— What is required —
Say how many lines in the material below contain the word "fvjyu", giving the number alone.
### Entries supplied
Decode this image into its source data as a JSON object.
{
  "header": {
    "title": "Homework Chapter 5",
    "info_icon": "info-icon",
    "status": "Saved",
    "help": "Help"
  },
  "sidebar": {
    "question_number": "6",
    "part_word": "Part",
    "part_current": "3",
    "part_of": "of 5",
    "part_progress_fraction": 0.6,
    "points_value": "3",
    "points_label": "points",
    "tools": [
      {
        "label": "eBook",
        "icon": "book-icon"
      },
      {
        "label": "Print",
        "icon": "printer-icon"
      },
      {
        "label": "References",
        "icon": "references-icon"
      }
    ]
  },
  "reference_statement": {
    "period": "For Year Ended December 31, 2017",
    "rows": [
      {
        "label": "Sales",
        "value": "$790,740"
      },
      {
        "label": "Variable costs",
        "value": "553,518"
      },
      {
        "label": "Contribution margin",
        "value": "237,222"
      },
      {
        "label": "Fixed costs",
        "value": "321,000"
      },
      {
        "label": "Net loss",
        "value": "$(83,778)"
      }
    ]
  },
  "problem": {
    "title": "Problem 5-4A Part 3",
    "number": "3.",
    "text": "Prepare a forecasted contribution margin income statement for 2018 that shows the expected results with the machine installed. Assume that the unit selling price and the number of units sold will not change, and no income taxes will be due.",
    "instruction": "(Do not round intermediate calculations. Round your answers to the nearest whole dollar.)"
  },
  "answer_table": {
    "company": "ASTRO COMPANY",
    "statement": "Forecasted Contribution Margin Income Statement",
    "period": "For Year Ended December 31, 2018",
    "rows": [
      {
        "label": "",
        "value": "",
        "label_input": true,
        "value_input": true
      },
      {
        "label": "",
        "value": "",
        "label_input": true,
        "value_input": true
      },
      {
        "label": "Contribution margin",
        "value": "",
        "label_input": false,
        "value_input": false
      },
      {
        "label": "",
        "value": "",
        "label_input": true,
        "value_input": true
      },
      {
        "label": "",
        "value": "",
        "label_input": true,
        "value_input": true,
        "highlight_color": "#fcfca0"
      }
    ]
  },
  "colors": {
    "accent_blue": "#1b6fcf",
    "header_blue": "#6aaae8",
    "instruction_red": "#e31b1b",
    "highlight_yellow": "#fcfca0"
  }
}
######
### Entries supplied
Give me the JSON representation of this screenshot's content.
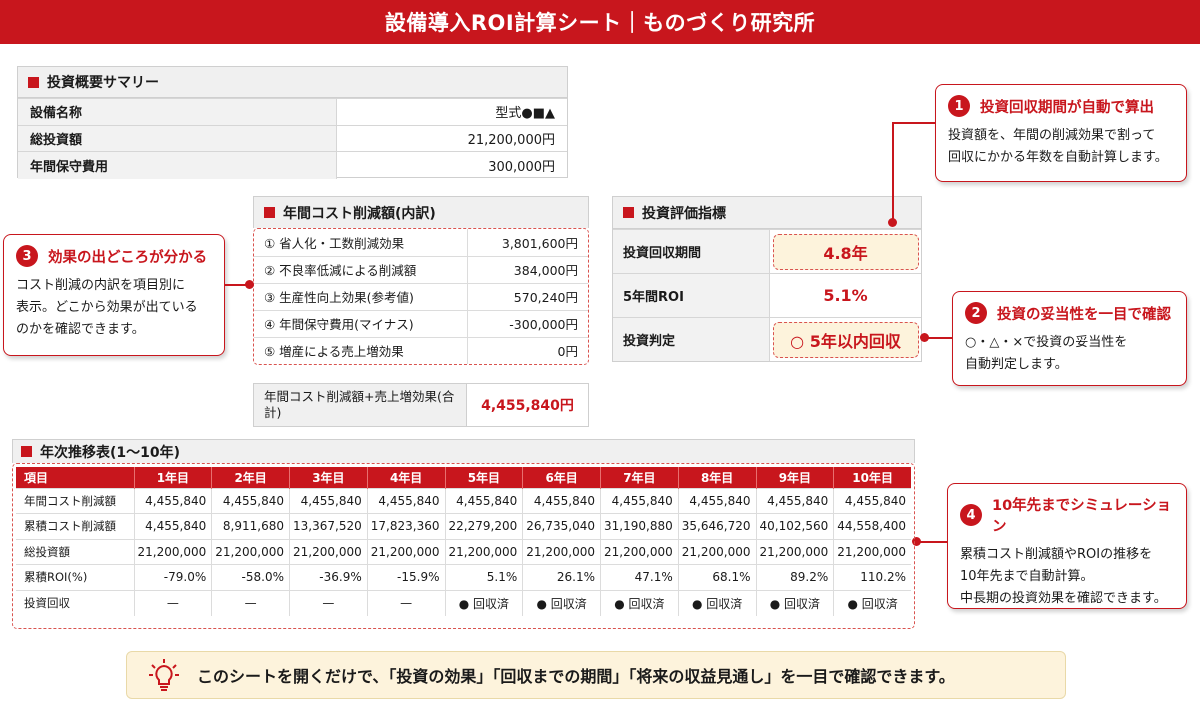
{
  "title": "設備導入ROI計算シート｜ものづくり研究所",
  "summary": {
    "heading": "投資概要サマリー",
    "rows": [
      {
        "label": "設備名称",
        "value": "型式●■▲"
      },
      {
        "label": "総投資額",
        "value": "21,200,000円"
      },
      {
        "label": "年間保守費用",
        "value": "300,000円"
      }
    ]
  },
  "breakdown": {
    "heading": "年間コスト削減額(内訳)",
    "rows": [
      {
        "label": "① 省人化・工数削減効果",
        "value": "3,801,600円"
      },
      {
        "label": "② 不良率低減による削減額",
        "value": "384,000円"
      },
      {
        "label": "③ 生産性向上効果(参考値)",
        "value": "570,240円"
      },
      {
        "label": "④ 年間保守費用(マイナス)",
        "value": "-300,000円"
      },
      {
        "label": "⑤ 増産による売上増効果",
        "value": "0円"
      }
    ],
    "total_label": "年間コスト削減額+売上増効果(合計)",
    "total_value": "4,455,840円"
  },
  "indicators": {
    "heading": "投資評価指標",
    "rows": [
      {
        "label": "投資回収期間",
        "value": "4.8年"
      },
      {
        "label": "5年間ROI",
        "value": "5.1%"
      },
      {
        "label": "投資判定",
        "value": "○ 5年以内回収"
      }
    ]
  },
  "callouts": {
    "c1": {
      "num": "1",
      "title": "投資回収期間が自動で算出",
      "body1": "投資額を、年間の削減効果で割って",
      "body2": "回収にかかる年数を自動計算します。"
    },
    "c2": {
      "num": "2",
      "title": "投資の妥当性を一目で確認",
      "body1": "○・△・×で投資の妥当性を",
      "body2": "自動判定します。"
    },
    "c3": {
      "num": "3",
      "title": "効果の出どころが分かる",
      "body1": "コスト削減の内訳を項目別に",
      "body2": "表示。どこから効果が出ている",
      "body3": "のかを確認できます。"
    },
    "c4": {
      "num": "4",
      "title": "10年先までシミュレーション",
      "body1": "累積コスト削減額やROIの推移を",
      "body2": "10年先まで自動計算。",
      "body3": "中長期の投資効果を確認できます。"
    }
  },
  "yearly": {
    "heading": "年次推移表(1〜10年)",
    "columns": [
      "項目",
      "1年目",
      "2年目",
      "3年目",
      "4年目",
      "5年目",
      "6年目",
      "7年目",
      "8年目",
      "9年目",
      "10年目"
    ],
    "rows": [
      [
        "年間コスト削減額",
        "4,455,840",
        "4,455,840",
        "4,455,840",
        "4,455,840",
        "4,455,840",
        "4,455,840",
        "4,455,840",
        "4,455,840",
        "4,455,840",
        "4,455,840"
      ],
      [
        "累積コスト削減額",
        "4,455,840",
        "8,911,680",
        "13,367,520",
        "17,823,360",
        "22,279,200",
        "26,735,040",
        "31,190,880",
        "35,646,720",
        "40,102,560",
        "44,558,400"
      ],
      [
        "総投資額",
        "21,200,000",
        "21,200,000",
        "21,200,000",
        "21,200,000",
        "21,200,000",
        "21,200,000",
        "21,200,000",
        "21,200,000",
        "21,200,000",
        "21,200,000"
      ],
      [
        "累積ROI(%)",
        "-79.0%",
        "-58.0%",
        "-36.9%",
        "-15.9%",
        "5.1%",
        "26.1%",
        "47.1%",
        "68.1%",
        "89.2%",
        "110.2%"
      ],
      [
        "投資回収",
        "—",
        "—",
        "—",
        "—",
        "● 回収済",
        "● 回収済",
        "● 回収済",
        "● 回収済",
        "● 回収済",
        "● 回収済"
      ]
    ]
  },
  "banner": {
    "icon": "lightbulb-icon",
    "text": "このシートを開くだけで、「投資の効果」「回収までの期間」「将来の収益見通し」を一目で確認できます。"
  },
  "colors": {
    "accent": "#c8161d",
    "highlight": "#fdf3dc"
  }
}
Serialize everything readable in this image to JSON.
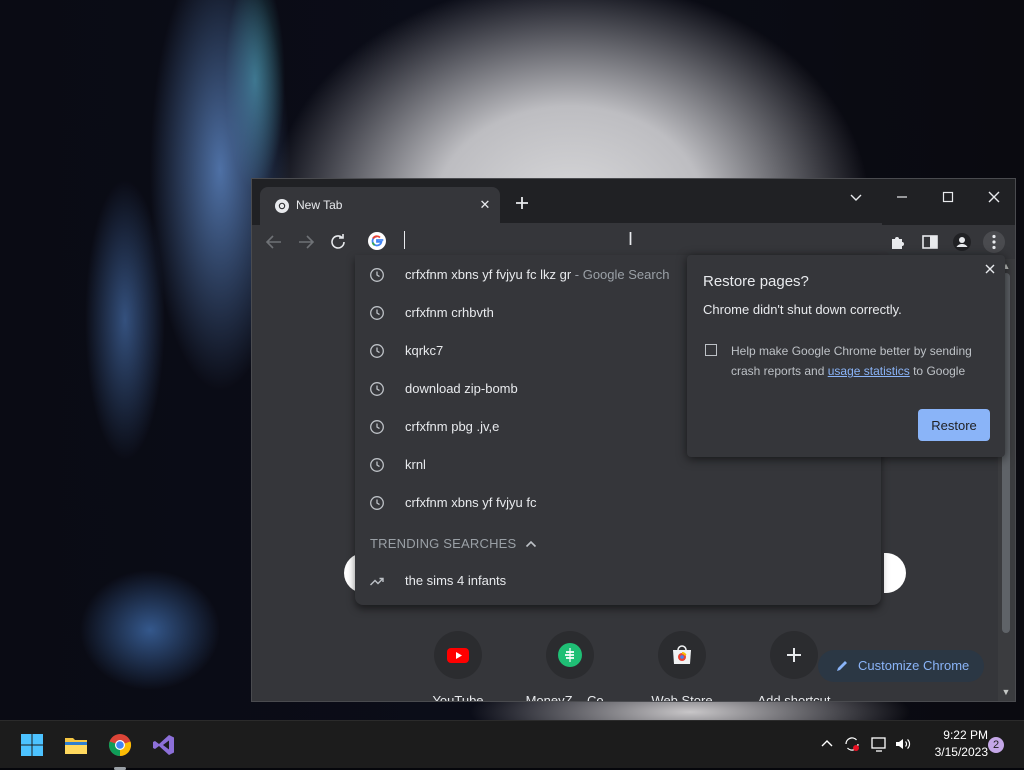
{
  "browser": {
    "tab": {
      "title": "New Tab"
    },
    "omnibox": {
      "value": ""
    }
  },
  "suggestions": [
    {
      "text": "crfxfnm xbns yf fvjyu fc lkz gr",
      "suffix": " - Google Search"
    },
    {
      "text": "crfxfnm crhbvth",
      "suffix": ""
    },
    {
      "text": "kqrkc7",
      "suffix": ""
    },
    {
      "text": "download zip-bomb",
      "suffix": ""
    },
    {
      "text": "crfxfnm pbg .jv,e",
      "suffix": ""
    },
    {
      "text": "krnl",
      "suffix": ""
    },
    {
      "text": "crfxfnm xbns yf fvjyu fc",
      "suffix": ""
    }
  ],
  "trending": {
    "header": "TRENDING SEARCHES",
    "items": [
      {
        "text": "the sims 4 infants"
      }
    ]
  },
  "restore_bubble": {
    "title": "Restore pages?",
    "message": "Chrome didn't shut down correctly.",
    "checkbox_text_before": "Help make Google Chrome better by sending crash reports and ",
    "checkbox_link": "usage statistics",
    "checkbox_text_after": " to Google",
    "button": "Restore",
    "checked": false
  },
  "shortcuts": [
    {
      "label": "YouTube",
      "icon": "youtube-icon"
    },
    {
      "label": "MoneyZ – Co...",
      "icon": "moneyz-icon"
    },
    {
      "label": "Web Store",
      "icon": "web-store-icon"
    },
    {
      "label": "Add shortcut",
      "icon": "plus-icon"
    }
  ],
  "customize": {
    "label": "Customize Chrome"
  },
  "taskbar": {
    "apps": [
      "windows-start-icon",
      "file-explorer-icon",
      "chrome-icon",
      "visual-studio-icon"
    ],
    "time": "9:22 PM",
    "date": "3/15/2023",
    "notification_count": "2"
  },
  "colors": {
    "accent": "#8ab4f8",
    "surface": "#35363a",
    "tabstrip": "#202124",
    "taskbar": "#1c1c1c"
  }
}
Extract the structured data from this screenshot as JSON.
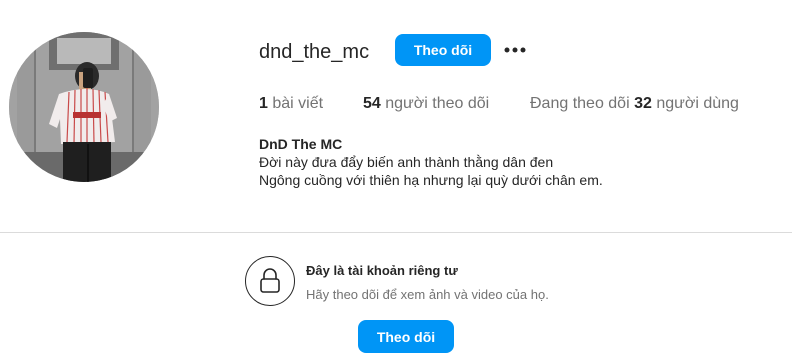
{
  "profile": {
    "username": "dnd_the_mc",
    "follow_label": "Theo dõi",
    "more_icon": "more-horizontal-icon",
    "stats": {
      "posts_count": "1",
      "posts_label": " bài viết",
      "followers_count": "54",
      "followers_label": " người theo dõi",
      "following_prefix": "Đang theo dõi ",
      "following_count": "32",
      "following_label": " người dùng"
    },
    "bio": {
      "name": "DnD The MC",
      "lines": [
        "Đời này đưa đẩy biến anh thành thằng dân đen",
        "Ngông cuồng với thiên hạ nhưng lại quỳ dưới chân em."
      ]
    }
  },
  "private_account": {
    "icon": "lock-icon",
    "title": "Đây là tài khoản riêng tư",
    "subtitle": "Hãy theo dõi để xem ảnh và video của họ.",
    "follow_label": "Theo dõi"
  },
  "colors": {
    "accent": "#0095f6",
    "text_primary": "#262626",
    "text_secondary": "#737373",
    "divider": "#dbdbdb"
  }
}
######
— Solved exercise —
2